Last March, just before the COVID-19 pandemic swept the country into discomfort and uncertainty, Armstrong, Huettl’s boss, asked her to come into his office.
He told her he was near retirement and wanted to begin pulling away from some of his numerous businesses. He said there were three options for Ridgefield Pack and Ship: close it, sell it to Huettl for $1, or she could find a partner to take it over.
“It made me really nervous,” Huettl recalled. “Could I actually keep it going? I didn’t want to close it. I’ve been the only employee this whole time. I built it up so much. I couldn’t let my customers down,” she said, raising her palms to face the ceiling.
As she mulled the decision, the pandemic brought more and more business to the store, as home-bound people embraced e-commerce.
Still, the store hadn’t been very profitable, and Huettl, a “worrier bee,” didn’t think she was a business person.
She remembers talking to her mom and dad, who told her, “just read in your Bible.”
Not long after, Huettl found a passage that stuck out, Galatians 6:9, which she now has saved as a screen shot on her phone: “So let’s not allow ourselves to get fatigued doing good. At the right time, we will harvest a good crop if we don’t give up or quit. Right now, therefore, every time we get the chance, let us work for the benefit of all, starting with the people closest to us in the community of faith.”
“It was crazy,” she said. “I texted it to my Dad.”
Still, she decided not to buy the store. It was a hard decision to approach Armstong because she was scared, she said.
Her parents, who drove from Canby, Ore., stopped by the store that day “out of the blue,” Huettl said.
” ‘What did you decide?’ they asked. I told them I’m not going to take it because it’s going to be too much stress. They said, ‘You’re going to tell God no? We’ll see how that works for you.’ OK fine! So I went over (to Armstrong) and said I changed my mind. I’m so glad I did because I’d be out there trying to find a job.”
Since the pandemic began, the business has gained about three times normal revenue, Huettl said.
“It was busier than ever,” she said. “I was the only thing open. Nobody can do anything but ship stuff. They’re shopping online. They’re doing returns. It’s the only place they could go.”

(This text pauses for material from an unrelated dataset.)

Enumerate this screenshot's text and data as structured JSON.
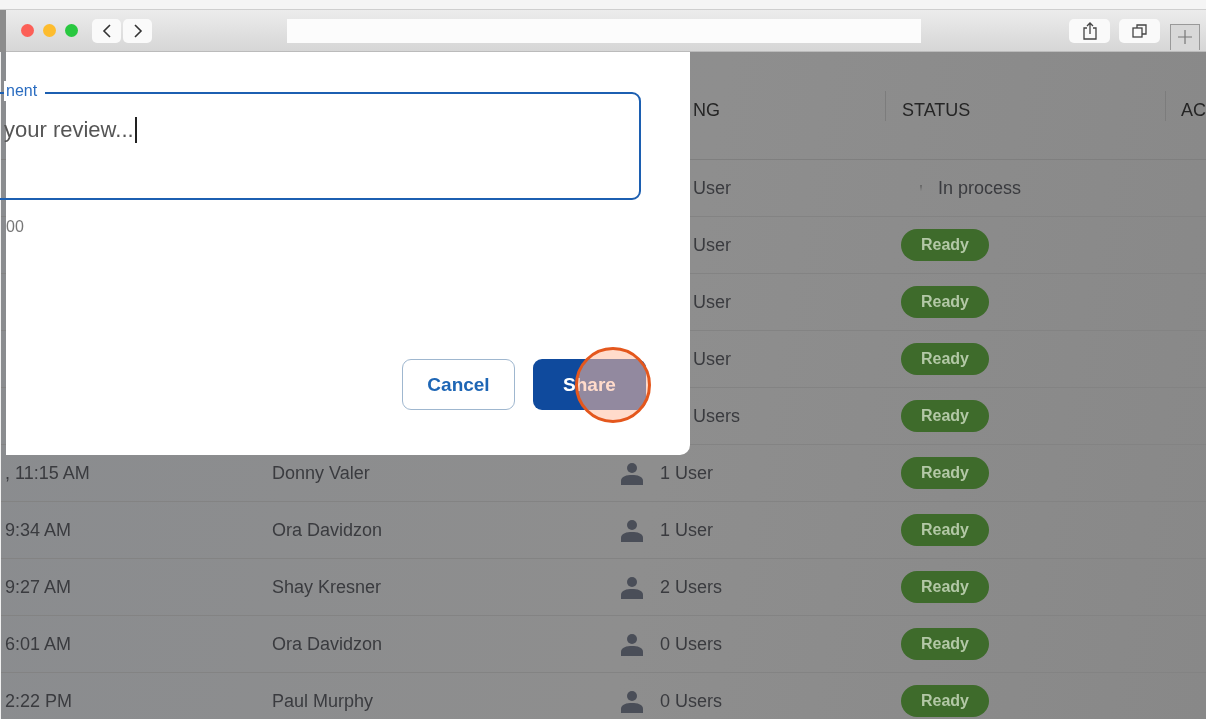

She also found what she believed to be billing irregularities with one of the shipping companies, which was costing her money.
Huettl also hired a business consultant and earned a $3,000 COVID-related grant from the city of Ridgefield. The business was looking up, and the new flood of packages was paying off with a higher profit margin.
“It was like Christmas in April, and then this year for Christmas, it was like three times what’s normal for business. There was a line all the way down to the mailbox (about 50 feet away) from the time I got here to closing time. Everybody was 6- feet apart, but still.”
For Huettl, she’s learning that being a business person isn’t all about spreadsheets and income statements. It’s about people.
“People call from all over to come back here,” she said. “They move to Vancouver, but they come back here. Every single customer is my friend.
“They may not know it yet. I’ve met so many people through here.”
Huettl is considering hiring someone to help with the extra work, but she wants “to make sure that the personality stays.”
“I’m not in it to make a lot of money,” she said. “I’ll never be rich from this place. I just want customers to know there’s someone on their side.”
Sometimes, if customers ask, Huettl will sell some of the moose merchandise, although none of it is labeled for sale.
“People go, ‘Are all these for sale?’ I say they’re my friends,” but she can’t resist pleasing her customers. (However, a few moose she absolutely won’t sell.)
“I would love for it to keep going like it is,” she said. “It makes people feel good when they come in. It’s not so institutional. It makes it homey.”